= WORK ITEM =
Find every line in the records below that holds the word "time" and copy it.
[SUPPLIED MATERIAL — start]
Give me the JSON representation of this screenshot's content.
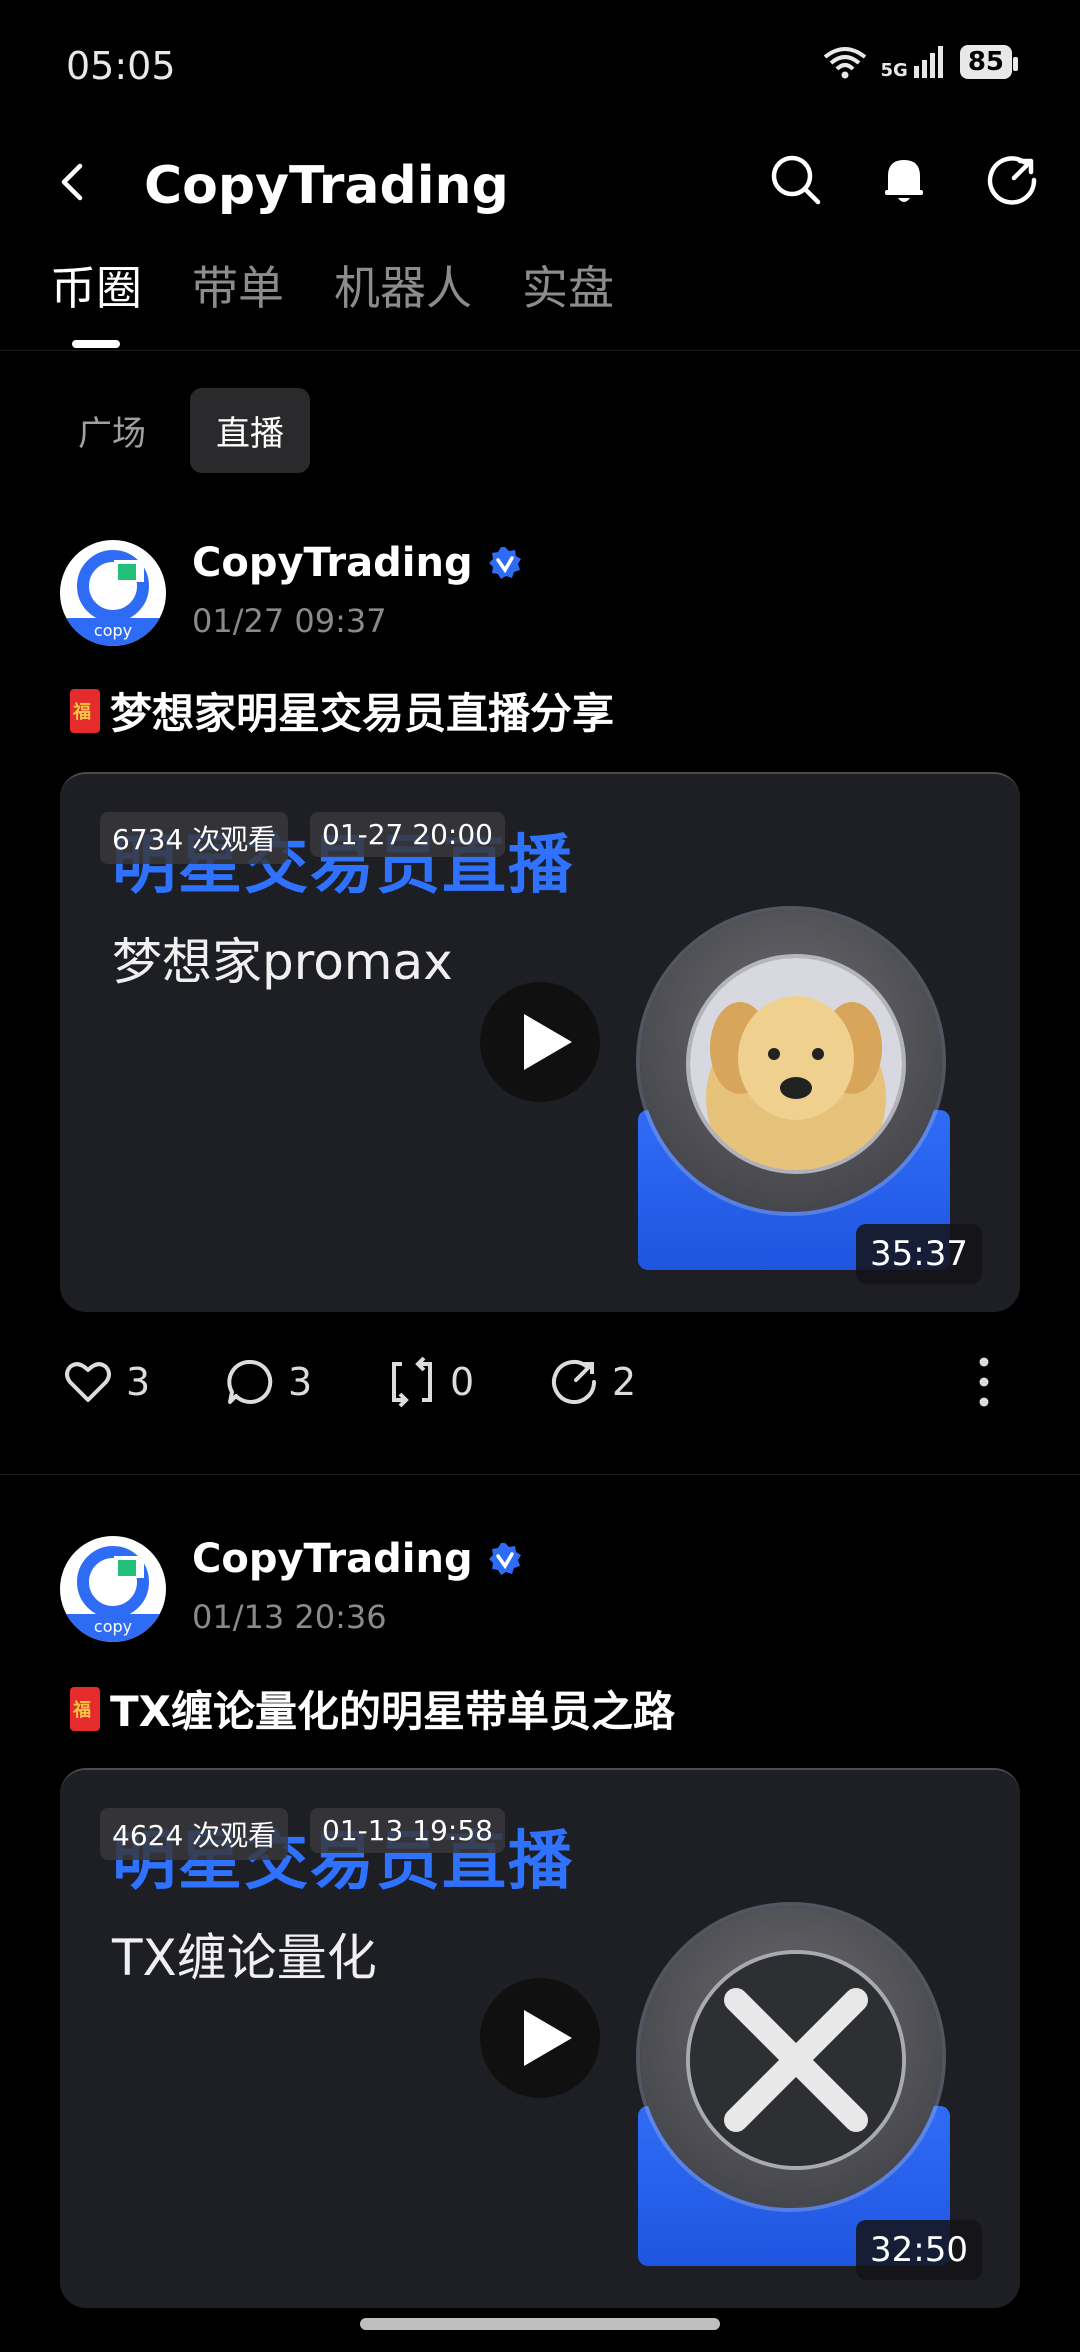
{
  "status_bar": {
    "time": "05:05",
    "network": "5G",
    "battery": "85"
  },
  "header": {
    "title": "CopyTrading"
  },
  "tabs": [
    {
      "label": "币圈",
      "active": true
    },
    {
      "label": "带单",
      "active": false
    },
    {
      "label": "机器人",
      "active": false
    },
    {
      "label": "实盘",
      "active": false
    }
  ],
  "subtabs": [
    {
      "label": "广场",
      "active": false
    },
    {
      "label": "直播",
      "active": true
    }
  ],
  "posts": [
    {
      "author": "CopyTrading",
      "avatar_tag": "copy",
      "time": "01/27 09:37",
      "title": "梦想家明星交易员直播分享",
      "video": {
        "views": "6734 次观看",
        "date": "01-27 20:00",
        "headline": "明星交易员直播",
        "subtitle": "梦想家promax",
        "duration": "35:37"
      },
      "likes": "3",
      "comments": "3",
      "reposts": "0",
      "shares": "2"
    },
    {
      "author": "CopyTrading",
      "avatar_tag": "copy",
      "time": "01/13 20:36",
      "title": "TX缠论量化的明星带单员之路",
      "video": {
        "views": "4624 次观看",
        "date": "01-13 19:58",
        "headline": "明星交易员直播",
        "subtitle": "TX缠论量化",
        "duration": "32:50"
      }
    }
  ]
}
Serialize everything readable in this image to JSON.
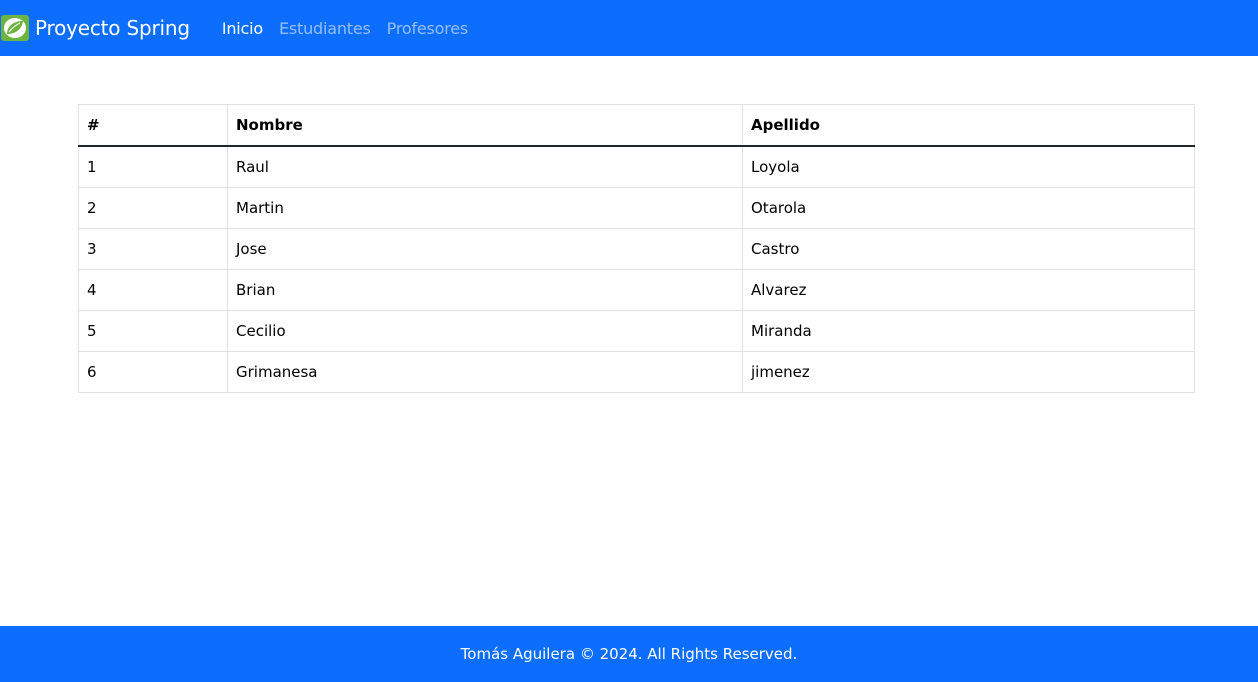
{
  "navbar": {
    "brand": "Proyecto Spring",
    "logo_icon": "spring-leaf-icon",
    "links": [
      {
        "label": "Inicio",
        "active": true
      },
      {
        "label": "Estudiantes",
        "active": false
      },
      {
        "label": "Profesores",
        "active": false
      }
    ]
  },
  "table": {
    "headers": [
      "#",
      "Nombre",
      "Apellido"
    ],
    "rows": [
      [
        "1",
        "Raul",
        "Loyola"
      ],
      [
        "2",
        "Martin",
        "Otarola"
      ],
      [
        "3",
        "Jose",
        "Castro"
      ],
      [
        "4",
        "Brian",
        "Alvarez"
      ],
      [
        "5",
        "Cecilio",
        "Miranda"
      ],
      [
        "6",
        "Grimanesa",
        "jimenez"
      ]
    ]
  },
  "footer": {
    "text": "Tomás Aguilera © 2024. All Rights Reserved."
  },
  "colors": {
    "primary": "#0d6efd",
    "logo_green": "#6db33f"
  }
}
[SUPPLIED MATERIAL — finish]
= TASK SOLUTION =
    "time": "05:05",
      "time": "01/27 09:37",
      "time": "01/13 20:36",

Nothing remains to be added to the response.